An analysis recently released for Equal Pay Day shows just how much the gender-based wage gap is costing Hawaii women and their families. Women who are employed full time in Hawaii are paid just 83 cents for every dollar paid to men, amounting to a yearly gap in wages of $7,708. That means that Hawaii women lose a combined total of more than $1.5 billion every year — money that could strengthen the state economy and provide critical support to the nearly 57,000 Hawaii households headed by women.
The analysis was conducted by the National Partnership for Women & Families. Hawaii has the 44th largest cents-on-the-dollar gap among all states. The full report can be viewed at nationalpartnership.org/gap.
“Unfair wages cause real and lasting harm to women, the families they support, and to our economy.
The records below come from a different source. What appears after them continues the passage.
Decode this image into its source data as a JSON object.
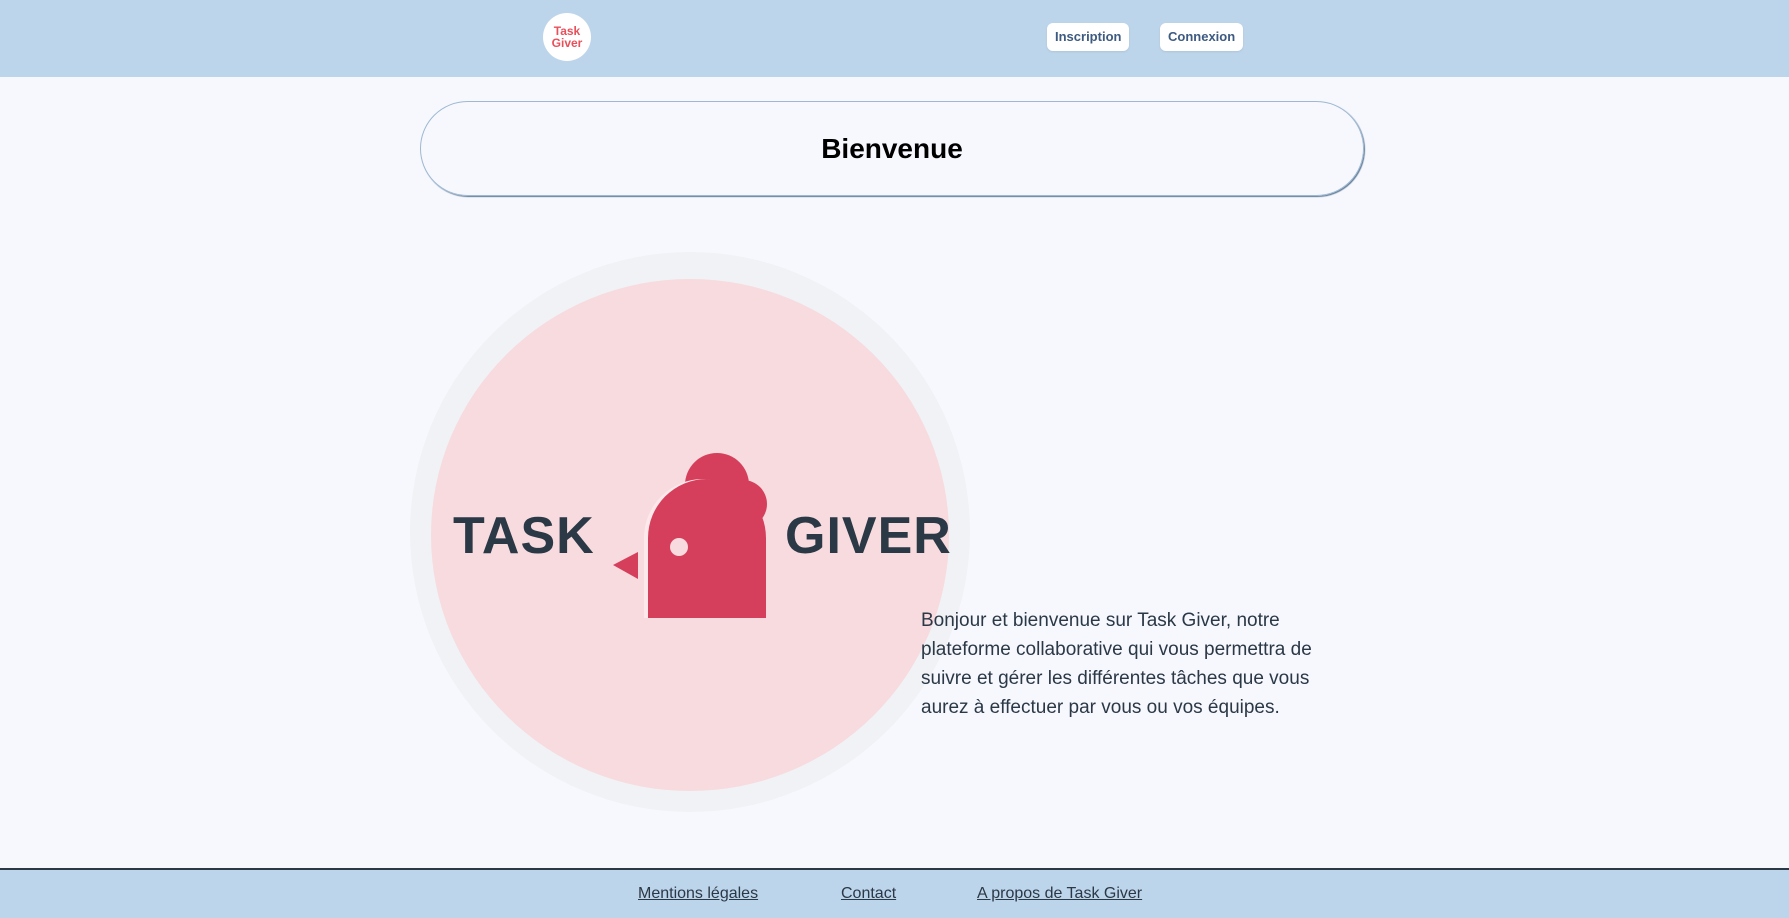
{
  "header": {
    "logo_line1": "Task",
    "logo_line2": "Giver",
    "signup_label": "Inscription",
    "login_label": "Connexion"
  },
  "main": {
    "title": "Bienvenue",
    "logo_word_left": "TASK",
    "logo_word_right": "GIVER",
    "intro": "Bonjour et bienvenue sur Task Giver, notre plateforme collaborative qui vous permettra de suivre et gérer les différentes tâches que vous aurez à effectuer par vous ou vos équipes."
  },
  "footer": {
    "links": [
      {
        "label": "Mentions légales"
      },
      {
        "label": "Contact"
      },
      {
        "label": "A propos de Task Giver"
      }
    ]
  },
  "colors": {
    "header_bg": "#bdd5ea",
    "page_bg": "#f7f8fe",
    "brand_red": "#d63f5b",
    "logo_bg_pink": "#f7dbde",
    "text_dark": "#2b3846"
  },
  "icons": {
    "brand": "rooster-icon"
  }
}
With women making up nearly half the workforce and serving as essential breadwinners in two-thirds of households, it’s time to finally put ‘Mad Men’-era wage policies in the past,” said Debra L. Ness, president of the National Partnership for Women & Families. “As this analysis shows, when women and their families lose thousands of dollars in critical income each year, they have significantly less money to spend on food, gas, rent and other basic necessities, and the consequences for their families and our state and national economies can be devastating.”
According to the analysis, if the gap between men’s and women’s wages were eliminated, each full-time working woman in Hawaii could afford to pay for food for 1.1 more years, pay mortgage and utilities for three more months, pay rent for six more months, or buy 1,800-plus more gallons of gas. These basic necessities would be especially important for the 22 percent of Hawaii’s women-headed households currently living below the poverty level.